Both William’s father, Prince Charles, and grandfather, Prince Philip, who is Alice’s son, have visited her grave site near the Garden of Gethsemane, in an area Israel captured in the 1967 Middle East war.
William met ancestors of the Cohen family at Israeli Prime Minister Benjamin Netanyahu’s residence on Tuesday after visiting the memorial to the six million Jews killed in the Holocaust.
The prince visited the Israeli-occupied West Bank on Wednesday, meeting Palestinian President Mahmoud Abbas and touring a refugee camp, on a day which also took him to the Israeli coastal city of Tel Aviv.
In a speech in Jerusalem on Wednesday, he assured Palestinians “you have not been forgotten”.

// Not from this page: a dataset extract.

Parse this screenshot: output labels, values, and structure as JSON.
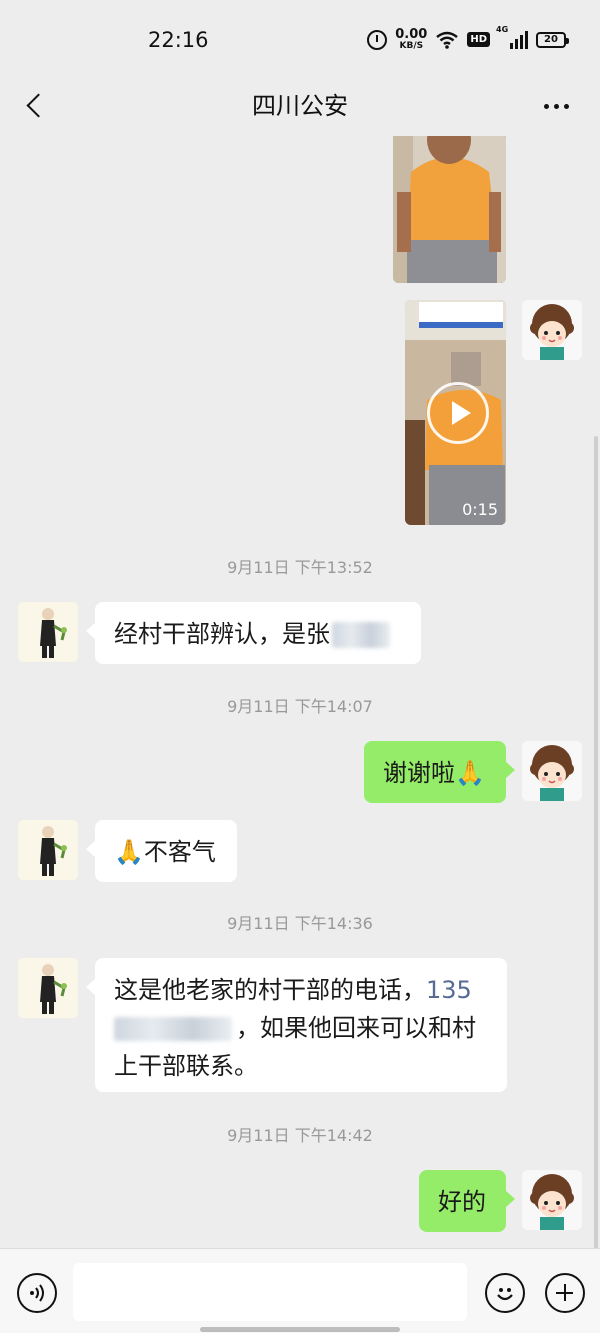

Peace talks between Israel and the Palestinians collapsed in 2014 and the divide between the two sides has widened in the years since amid bouts of violence.